By way of example, navigation and satellite-based communication has its origins in the aerospace industry. Today, they are the foundation for all issues concerning mobility, for instance, for autonomous driving. With the European navigation satellite system, Galileo, it is possible to achieve even higher precision and speeds while transporting goods and tracking them. But for that it is also necessary to have high speed and bandwidth for signal transmission, whether on the ground or from space. All these things come from the DLR.
You are addressing an important topic: efficient transportation …
More and more people live in big cities ¬– and want to be mobile there. This results in enormous traffic volume in very limited space. We are investigating the systematic linkages between people’s mobility behavior, new mobility concepts, and the built-up environment, so the urban space. Basically, aerospace industry can be a tool to bring people and goods from A to B as fast as possible and in an environmentally and safe manner. But even the most modern and effective mode of transport can only play off its strengths if the system in which it operates is also effective and reliable.
You mean a traffic management system?

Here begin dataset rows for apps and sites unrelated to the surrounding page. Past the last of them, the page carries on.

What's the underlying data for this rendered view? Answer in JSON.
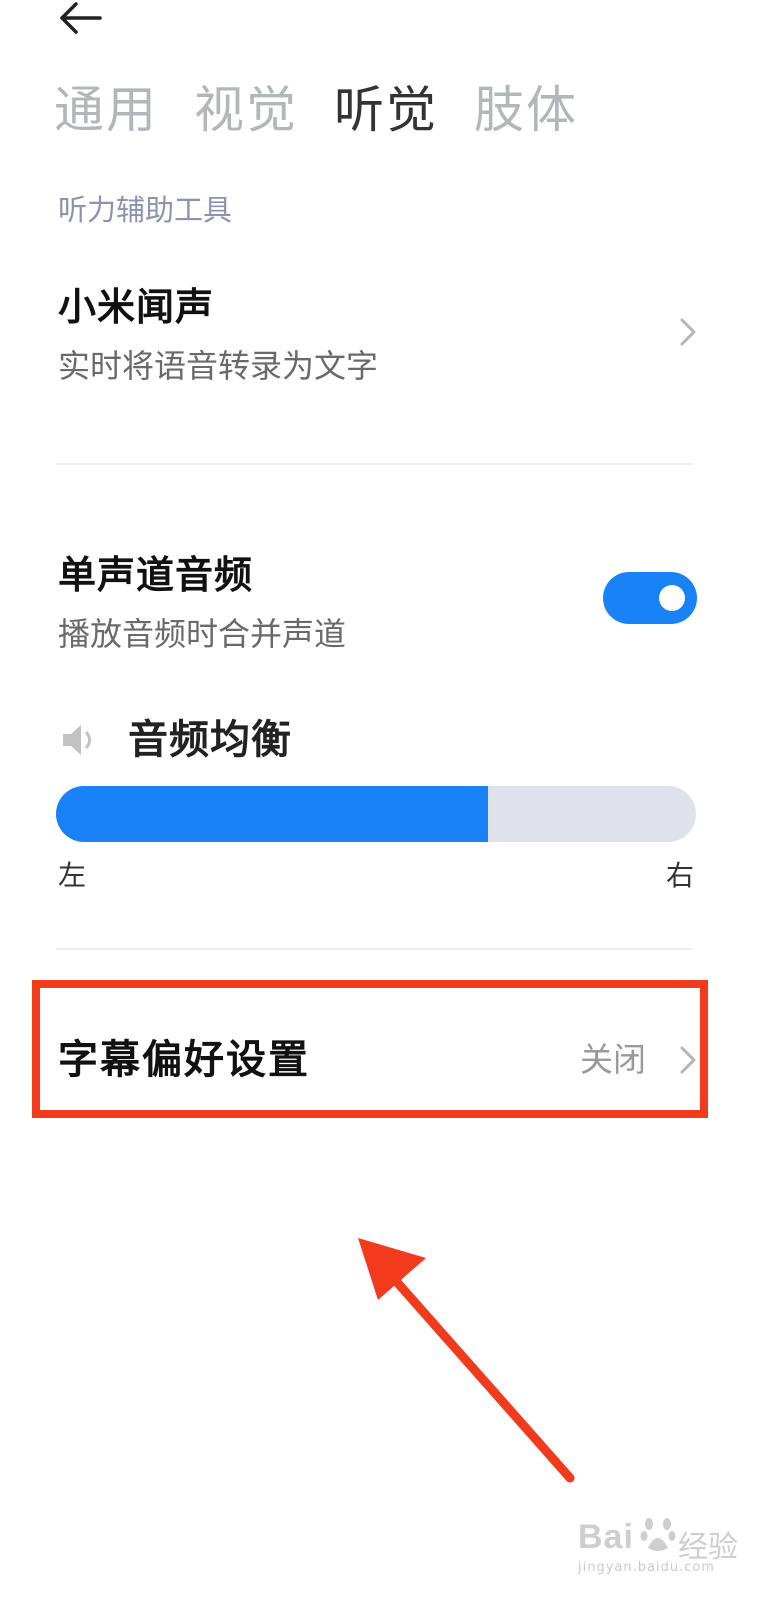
{
  "header": {
    "back_icon": "arrow-left-icon"
  },
  "tabs": [
    {
      "label": "通用",
      "active": false
    },
    {
      "label": "视觉",
      "active": false
    },
    {
      "label": "听觉",
      "active": true
    },
    {
      "label": "肢体",
      "active": false
    }
  ],
  "section": {
    "header": "听力辅助工具"
  },
  "items": {
    "xiaomi_wensheng": {
      "title": "小米闻声",
      "subtitle": "实时将语音转录为文字",
      "icon": "chevron-right-icon"
    },
    "mono_audio": {
      "title": "单声道音频",
      "subtitle": "播放音频时合并声道",
      "toggle_on": true
    },
    "audio_balance": {
      "title": "音频均衡",
      "icon": "speaker-icon",
      "left_label": "左",
      "right_label": "右",
      "value_fraction": 0.675
    },
    "caption_prefs": {
      "title": "字幕偏好设置",
      "value": "关闭",
      "icon": "chevron-right-icon"
    }
  },
  "annotation": {
    "box_color": "#f23b1c",
    "arrow_color": "#f23b1c"
  },
  "watermark": {
    "brand": "Bai",
    "brand_suffix": "经验",
    "url": "jingyan.baidu.com"
  },
  "colors": {
    "accent": "#1a82f7",
    "track": "#dfe2ea",
    "section_header": "#8b93b2"
  }
}
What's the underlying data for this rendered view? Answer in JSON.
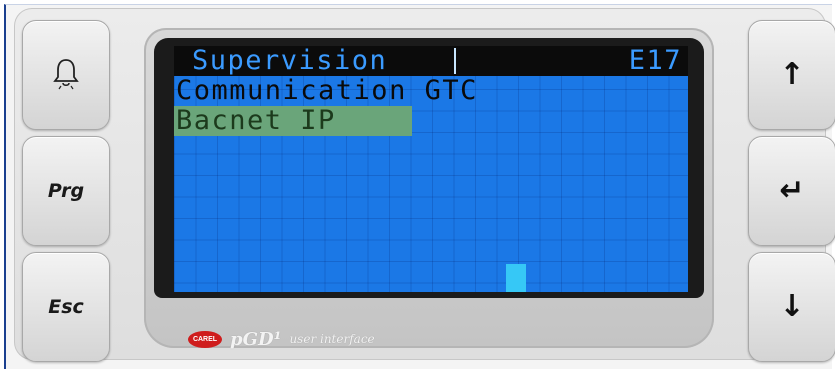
{
  "left_buttons": {
    "alarm_icon": "bell-icon",
    "prg_label": "Prg",
    "esc_label": "Esc"
  },
  "right_buttons": {
    "up": "↑",
    "enter": "↵",
    "down": "↓"
  },
  "display": {
    "title": "Supervision",
    "screen_code": "E17",
    "line2": "Communication GTC",
    "line3_selected": "Bacnet IP"
  },
  "branding": {
    "logo_text": "CAREL",
    "product": "pGD¹",
    "subtitle": "user interface"
  },
  "colors": {
    "lcd_background": "#1b78e6",
    "title_bar": "#0b0b0b",
    "selection_highlight": "#6aa57a",
    "brand_logo": "#cf1d1d"
  }
}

Right. An efficient system helps to prevent accidents, reduces wait times, and lowers noise and environmental pollution. For that we are considering both modal and intermodal concepts. As a foundation for that, information must be gathered about the current traffic conditions. In this way, we can generate simulations and prognoses to recommend a traffic management system. But we are also researching the effects of possible innovations, for example on the inner-city traffic and the air quality. So we are establishing an information base to set up a framework for freight traffic.
One of the most urgent issues of our time is climate change. How is the DLR contributing to understanding it and limiting its impacts?
Above all, Earth observation is helping us better understand system Earth. In this way we can draw conclusions on how we can deal with the consequences of climate change. Especially interesting are the interactions between man and his environment and the effects on the atmosphere or the biomass of our planet. The analysis and observation of system Earth is made by a large fleet of earth observation satellites that deploy radar and multispectral optical sensors. So we are learning through our research what we have to do to ensure man’s survival going forward.